By Dean J. Argiris
On Valentine's day, the Illinois State Senate passed the SB 10, the Religious Freedom and Marriage Fairness Act, by a 34-21-2 vote. The vote was almost along straight party lines, except for several downstate (and thus more conservative) Democrats voting either against it or not casting a vote. Currently, it has been referred to the House Rules Committee and picked up by Representative Greg Harris, a leader on same sex issues in the Illinois House. There is no anticipation that the bill will not reach Governor Quinn's desk for his signature.
Once signed into law, Illinois would become one of only nine states that affirms the concept of equal protection under the law for individuals and family members of same sex or differing sex couples. Typically, we look to Washington to be the 'leader' of social progress and with recent statements by President Obama at his public inauguration and State of the Union, we continue to think such. However, the states are going to be the front lines for the advancement of same sex marriage throughout the Union.
Congress is too volatile, with Republican filibusters in the Senate and a Republican majority in the House any federal level legislation will be difficult to pass. Much of what President Obama has done thus far in advancing equal rights causes has been done either through Executive Directives or while there were Democratic majorities in Congress. Thus, if there is any progress to be had it's going to be done in the State Legislatures.
On the right, the Facebook pages of conservative state legislators have been ablaze with comments about preserving Biblical order in Illinois. The truth of the matter is that SB 10 preserves the right of all religious institutions to practice their sacraments as doctrine or leadership allows. This bill only maximizes choice, which is essential to any democracy built around freedom.
However, I think that the problem with preserving the sanctity of marriage doesn't rest in SB10 or any bill that promotes same sex marriage. Three weeks ago, I went to a pre-marriage counseling session with my fiancé. Our priest informed the group that the divorce rate in the United States was 49%; it rises to 67% when we talk about individuals entering into their second marriage. These numbers aren't arbitrary either. There is actual statistical data that confirms these numbers.
Professor Andrew Cherlin of John Hopkins University hypothesizes that the reason for this are two conflicting American ideals; individualism and marriage. All around us we are inundated with heterosexual couples destroying the sanctity of marriage. Therefore, it seems rather unfair to claim same sex marriage would destroy the institution's sanctity when it's already being destroyed since the mid to late 1960's, when divorce rates began their sharp climb upward.
As it stands, it looks like marriage equality will become law in Illinois. However, advocacy groups and individuals should be wary of focusing all their energies on enacting reforms in Washington. Gerrymandering in Pennsylvania and Ohio helped retain Republican control of the House, meaning federal legislation for LGBT issues is an uphill battle. Thus, attention needs to be focused on the State Legislatures. In states like Michigan, Ohio, and Wisconsin where same sex marriages are banned via their constitution, a constitutional amendment would be needed. In states like Pennsylvania and Minnesota, it requires changing existing statutes.

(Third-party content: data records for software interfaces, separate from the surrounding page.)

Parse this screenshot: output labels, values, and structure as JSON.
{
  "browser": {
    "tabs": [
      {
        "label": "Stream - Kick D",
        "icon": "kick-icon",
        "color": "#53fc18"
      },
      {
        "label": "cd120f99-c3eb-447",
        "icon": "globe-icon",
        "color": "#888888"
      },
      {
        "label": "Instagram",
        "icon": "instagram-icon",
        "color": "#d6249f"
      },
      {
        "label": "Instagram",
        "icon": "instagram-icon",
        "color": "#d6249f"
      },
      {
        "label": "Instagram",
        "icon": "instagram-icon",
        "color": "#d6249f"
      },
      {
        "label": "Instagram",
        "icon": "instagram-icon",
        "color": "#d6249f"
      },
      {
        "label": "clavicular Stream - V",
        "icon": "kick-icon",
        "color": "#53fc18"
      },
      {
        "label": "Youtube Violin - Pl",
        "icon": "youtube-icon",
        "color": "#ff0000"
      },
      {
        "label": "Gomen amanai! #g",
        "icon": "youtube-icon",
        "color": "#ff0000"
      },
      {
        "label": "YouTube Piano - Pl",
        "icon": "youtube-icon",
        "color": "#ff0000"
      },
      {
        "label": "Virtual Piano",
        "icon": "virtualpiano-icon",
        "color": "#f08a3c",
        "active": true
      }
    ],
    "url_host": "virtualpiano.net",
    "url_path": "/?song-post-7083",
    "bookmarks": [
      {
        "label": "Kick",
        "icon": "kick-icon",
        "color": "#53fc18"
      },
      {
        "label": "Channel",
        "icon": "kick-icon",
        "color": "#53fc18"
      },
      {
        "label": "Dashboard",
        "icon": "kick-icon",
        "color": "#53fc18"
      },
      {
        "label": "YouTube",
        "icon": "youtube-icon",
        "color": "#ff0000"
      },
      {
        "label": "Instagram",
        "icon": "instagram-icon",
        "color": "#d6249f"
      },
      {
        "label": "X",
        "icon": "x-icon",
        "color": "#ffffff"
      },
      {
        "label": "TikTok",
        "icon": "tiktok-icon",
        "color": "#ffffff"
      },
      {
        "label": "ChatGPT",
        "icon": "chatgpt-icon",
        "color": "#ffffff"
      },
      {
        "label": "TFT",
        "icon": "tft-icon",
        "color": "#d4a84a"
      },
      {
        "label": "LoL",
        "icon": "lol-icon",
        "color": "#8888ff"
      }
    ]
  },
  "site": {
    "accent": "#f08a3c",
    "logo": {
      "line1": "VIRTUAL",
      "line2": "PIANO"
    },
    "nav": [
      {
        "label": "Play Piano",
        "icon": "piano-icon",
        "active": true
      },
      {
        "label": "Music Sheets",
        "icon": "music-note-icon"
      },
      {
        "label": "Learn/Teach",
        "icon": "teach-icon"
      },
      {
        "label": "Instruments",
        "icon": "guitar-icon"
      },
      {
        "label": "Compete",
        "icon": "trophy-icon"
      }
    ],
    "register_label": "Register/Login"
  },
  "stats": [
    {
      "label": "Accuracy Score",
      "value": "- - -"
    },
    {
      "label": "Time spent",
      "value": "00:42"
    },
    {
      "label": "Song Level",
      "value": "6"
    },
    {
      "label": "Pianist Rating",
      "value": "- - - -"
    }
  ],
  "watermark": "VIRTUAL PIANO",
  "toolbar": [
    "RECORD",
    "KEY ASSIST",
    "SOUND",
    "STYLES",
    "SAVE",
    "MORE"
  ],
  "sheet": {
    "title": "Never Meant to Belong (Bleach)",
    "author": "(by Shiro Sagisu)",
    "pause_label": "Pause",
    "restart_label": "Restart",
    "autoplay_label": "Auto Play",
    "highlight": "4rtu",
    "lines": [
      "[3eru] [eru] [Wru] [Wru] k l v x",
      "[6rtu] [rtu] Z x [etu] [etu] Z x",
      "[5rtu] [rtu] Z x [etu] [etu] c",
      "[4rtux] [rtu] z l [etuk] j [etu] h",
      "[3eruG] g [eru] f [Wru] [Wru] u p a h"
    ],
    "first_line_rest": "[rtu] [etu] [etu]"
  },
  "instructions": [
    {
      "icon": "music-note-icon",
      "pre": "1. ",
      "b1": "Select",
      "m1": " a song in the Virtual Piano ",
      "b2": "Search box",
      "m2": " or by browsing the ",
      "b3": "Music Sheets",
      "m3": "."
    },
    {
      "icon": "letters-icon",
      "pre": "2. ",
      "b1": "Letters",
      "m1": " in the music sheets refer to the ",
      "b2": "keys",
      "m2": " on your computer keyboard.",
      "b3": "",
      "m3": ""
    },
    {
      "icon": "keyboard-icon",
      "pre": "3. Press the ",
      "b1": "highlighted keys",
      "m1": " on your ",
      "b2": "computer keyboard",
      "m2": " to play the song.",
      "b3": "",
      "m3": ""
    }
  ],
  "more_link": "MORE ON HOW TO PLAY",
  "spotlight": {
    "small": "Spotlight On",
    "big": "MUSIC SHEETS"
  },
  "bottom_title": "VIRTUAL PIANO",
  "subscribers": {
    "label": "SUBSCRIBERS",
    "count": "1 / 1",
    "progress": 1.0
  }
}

This is the civil rights issue of our generation but unlike the 1950's and the 1960's where the federal government was the agent of change; it will be the states leading this fight. This is where LGBT advocates and supporters will need to place their energies.
Dean Argiris is a Democratic political consultant and owner of the Argiris Consulting Group. Prior to starting his own consulting business, he served as a Regional Field Director in Southeastern Pennsylvania during the 2010 midterm for President Obama's "Organizing for America" during the 2010, and as a political staffer for the Illinois Senate Democrats. He has been a longtime supporter of marriage equality.